Botanical Name: Dendrobium species and hybrids
Match Dendrobium orchid care with its native habitat, and you'll set the path to dependable blooms.
These spectacular orchids are among the most varied of any orchid genus -- in size, shape, and growing habit. And it's no wonder. More than 1,000 species exist, and their native habitats cover several continents, ranging from misty mountain forests to tropical highlands.
Dendrobium is Latin meaning "living on trees" which accurately describes this genus. Nearly all are epiphytes in the wild, growing on trees where they anchor themselves with thick roots, although a few are lithophytic, perched on moss-covered rocks and cliffs.
Clusters of lavish blooms come in every color of the rainbow...yellow, orange, red, pink, green (yes, green), blue, violet, lavender and white...in just about every possible combination.
What most of them have in common is a contrasting throat color. And Dendrobium flowers are deliciously fragrant.
Some species have fat, stem-like pseudobulbs, although most have slender stems, called canes, that emerge from a rhizome. Don't cut off old canes that have dropped their leaves because they sometimes flower again.
Shed some light. Put your orchids where they'll get plenty of light, but out of direct sun. If you don't have a spot near a window, grow lights work beautifully. Use 1 warm white tube and 1 cool white tube under a reflector. Place orchids about 8 inches (20 cm) beneath the light for 14-16 hours a day. It's also important to give them darkness at night. Orchids need a rest, too.
Give them air. Orchids like free-flowing air as in their native habitats. Put them in a spot where they'll enjoy plenty of air circulation. Fans are fine, but keep them away from heat or AC vents.
To repot...or not. Fir bark medium breaks down after a couple years and needs replaced. The best time to repot your orchid is when new growth begins, shortly after it is done blooming.
Got a reluctant bloomer? Give your orchid slightly cooler nighttime temperatures to spark blooming. A 15° difference will do. Dendrobiums will tolerate varying temperatures from 60° nights up to 90° days. They usually flower in spring, with some giving a second show of blooms in late summer. With good Dendrobium orchid care, you can expect blooms year after year.
You'll find Dendrobium orchids for sale in the spring, when most are in bloom. However, their blooming time varies by species.

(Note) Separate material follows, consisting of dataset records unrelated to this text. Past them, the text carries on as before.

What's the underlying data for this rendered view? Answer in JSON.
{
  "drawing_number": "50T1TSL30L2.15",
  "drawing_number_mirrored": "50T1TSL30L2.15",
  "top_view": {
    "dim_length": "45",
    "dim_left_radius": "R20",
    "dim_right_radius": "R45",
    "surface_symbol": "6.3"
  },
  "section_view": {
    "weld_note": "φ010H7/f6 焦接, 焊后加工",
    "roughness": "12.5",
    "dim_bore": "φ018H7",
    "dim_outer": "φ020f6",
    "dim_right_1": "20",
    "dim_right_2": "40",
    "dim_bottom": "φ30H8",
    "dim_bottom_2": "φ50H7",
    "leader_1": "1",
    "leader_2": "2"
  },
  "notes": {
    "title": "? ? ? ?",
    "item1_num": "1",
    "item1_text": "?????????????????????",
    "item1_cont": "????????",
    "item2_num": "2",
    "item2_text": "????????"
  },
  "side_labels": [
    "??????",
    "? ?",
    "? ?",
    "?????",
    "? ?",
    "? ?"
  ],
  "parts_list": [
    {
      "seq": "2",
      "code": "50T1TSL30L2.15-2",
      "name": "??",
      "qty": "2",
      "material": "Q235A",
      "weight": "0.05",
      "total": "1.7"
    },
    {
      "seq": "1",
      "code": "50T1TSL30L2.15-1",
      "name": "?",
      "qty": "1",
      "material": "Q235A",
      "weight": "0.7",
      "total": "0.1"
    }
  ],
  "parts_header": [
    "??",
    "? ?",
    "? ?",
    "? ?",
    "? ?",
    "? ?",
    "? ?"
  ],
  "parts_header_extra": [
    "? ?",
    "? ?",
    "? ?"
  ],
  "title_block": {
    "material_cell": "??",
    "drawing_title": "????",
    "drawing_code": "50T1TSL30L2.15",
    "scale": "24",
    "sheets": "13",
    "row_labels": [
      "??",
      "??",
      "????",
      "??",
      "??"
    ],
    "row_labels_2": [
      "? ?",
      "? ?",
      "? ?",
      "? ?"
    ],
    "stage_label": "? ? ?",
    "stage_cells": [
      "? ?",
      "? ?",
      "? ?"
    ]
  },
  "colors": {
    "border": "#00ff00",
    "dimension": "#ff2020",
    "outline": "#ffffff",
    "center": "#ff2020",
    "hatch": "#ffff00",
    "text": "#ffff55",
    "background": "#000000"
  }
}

D. chrysotoxum, shown above right, blooms from March to June.
Origin: India, Asia, Australia, New Zealand, Pacific Islands
Height: Species vary widely -- many range from 6-30 in (15-75 cm). Taller orchids may need staking.
Light: Bright indirect light year-round. Some direct morning sun is fine.
Water: Water thoroughly and allow the top inch of soil to dry out between waterings. Dendrobiums store water in their rhizomes, and some species have water-storing pseudobulbs, making them more tolerant of dry soil than wet.
Humidity: Moderate to high, preferably 50-70% relative humidity. A big part of Dendrobium orchid care is keeping up the moisture in the air around it, especially in winter. Use a humidity tray or room humidifier. Grouping plants also helps to maintain the humidity around them.
Temperature: 60-65°F/16-18°C nights and 75-80°F/24-27°C days. Cooler nighttime temps will help trigger blooming.
Soil: Orchid potting mix
Fertilizer: Feed every 2 weeks with an orchid fertilizer while plant is growing and flowering.